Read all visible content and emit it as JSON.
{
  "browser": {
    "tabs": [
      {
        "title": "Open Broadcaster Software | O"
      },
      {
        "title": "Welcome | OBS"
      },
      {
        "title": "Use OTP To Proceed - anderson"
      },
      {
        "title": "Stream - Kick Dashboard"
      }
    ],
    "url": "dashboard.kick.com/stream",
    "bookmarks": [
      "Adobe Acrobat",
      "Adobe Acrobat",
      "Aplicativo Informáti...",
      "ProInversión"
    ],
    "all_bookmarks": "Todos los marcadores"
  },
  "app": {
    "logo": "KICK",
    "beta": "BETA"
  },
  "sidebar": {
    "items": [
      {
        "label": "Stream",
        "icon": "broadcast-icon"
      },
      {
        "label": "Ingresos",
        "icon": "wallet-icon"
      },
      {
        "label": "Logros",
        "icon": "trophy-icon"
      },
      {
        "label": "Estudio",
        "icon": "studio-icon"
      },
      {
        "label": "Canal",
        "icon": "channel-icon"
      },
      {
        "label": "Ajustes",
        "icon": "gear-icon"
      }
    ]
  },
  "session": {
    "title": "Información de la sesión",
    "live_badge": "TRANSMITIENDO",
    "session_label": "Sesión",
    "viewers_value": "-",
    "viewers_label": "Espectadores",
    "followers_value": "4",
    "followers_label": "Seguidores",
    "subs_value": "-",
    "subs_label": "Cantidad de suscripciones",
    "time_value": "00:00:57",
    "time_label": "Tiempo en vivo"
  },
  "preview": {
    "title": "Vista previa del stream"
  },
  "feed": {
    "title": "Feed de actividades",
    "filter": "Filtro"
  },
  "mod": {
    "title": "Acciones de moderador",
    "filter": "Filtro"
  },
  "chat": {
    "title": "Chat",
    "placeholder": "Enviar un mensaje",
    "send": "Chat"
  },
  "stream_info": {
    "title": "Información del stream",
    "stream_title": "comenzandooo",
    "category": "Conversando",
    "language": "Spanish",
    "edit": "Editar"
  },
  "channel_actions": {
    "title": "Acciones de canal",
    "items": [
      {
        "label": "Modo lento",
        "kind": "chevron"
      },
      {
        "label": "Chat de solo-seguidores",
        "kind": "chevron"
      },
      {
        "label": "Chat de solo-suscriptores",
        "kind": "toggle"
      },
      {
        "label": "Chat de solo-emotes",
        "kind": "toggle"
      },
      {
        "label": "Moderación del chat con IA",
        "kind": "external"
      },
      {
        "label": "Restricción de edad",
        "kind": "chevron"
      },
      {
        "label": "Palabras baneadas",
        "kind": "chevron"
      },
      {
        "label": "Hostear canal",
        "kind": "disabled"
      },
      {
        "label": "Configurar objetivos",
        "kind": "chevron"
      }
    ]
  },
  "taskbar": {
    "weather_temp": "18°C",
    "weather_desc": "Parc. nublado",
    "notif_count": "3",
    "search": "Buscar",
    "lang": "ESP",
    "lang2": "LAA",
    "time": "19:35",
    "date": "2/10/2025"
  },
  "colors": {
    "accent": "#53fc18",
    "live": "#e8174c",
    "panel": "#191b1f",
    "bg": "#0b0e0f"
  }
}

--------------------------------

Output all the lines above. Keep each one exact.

* [Exercise answer]
Read all visible content and emit it as JSON.
{
  "browser": {
    "tabs": [
      {
        "title": "Open Broadcaster Software | O"
      },
      {
        "title": "Welcome | OBS"
      },
      {
        "title": "Use OTP To Proceed - anderson"
      },
      {
        "title": "Stream - Kick Dashboard"
      }
    ],
    "url": "dashboard.kick.com/stream",
    "bookmarks": [
      "Adobe Acrobat",
      "Adobe Acrobat",
      "Aplicativo Informáti...",
      "ProInversión"
    ],
    "all_bookmarks": "Todos los marcadores"
  },
  "app": {
    "logo": "KICK",
    "beta": "BETA"
  },
  "sidebar": {
    "items": [
      {
        "label": "Stream",
        "icon": "broadcast-icon"
      },
      {
        "label": "Ingresos",
        "icon": "wallet-icon"
      },
      {
        "label": "Logros",
        "icon": "trophy-icon"
      },
      {
        "label": "Estudio",
        "icon": "studio-icon"
      },
      {
        "label": "Canal",
        "icon": "channel-icon"
      },
      {
        "label": "Ajustes",
        "icon": "gear-icon"
      }
    ]
  },
  "session": {
    "title": "Información de la sesión",
    "live_badge": "TRANSMITIENDO",
    "session_label": "Sesión",
    "viewers_value": "-",
    "viewers_label": "Espectadores",
    "followers_value": "4",
    "followers_label": "Seguidores",
    "subs_value": "-",
    "subs_label": "Cantidad de suscripciones",
    "time_value": "00:00:57",
    "time_label": "Tiempo en vivo"
  },
  "preview": {
    "title": "Vista previa del stream"
  },
  "feed": {
    "title": "Feed de actividades",
    "filter": "Filtro"
  },
  "mod": {
    "title": "Acciones de moderador",
    "filter": "Filtro"
  },
  "chat": {
    "title": "Chat",
    "placeholder": "Enviar un mensaje",
    "send": "Chat"
  },
  "stream_info": {
    "title": "Información del stream",
    "stream_title": "comenzandooo",
    "category": "Conversando",
    "language": "Spanish",
    "edit": "Editar"
  },
  "channel_actions": {
    "title": "Acciones de canal",
    "items": [
      {
        "label": "Modo lento",
        "kind": "chevron"
      },
      {
        "label": "Chat de solo-seguidores",
        "kind": "chevron"
      },
      {
        "label": "Chat de solo-suscriptores",
        "kind": "toggle"
      },
      {
        "label": "Chat de solo-emotes",
        "kind": "toggle"
      },
      {
        "label": "Moderación del chat con IA",
        "kind": "external"
      },
      {
        "label": "Restricción de edad",
        "kind": "chevron"
      },
      {
        "label": "Palabras baneadas",
        "kind": "chevron"
      },
      {
        "label": "Hostear canal",
        "kind": "disabled"
      },
      {
        "label": "Configurar objetivos",
        "kind": "chevron"
      }
    ]
  },
  "taskbar": {
    "weather_temp": "18°C",
    "weather_desc": "Parc. nublado",
    "notif_count": "3",
    "search": "Buscar",
    "lang": "ESP",
    "lang2": "LAA",
    "time": "19:35",
    "date": "2/10/2025"
  },
  "colors": {
    "accent": "#53fc18",
    "live": "#e8174c",
    "panel": "#191b1f",
    "bg": "#0b0e0f"
  }
}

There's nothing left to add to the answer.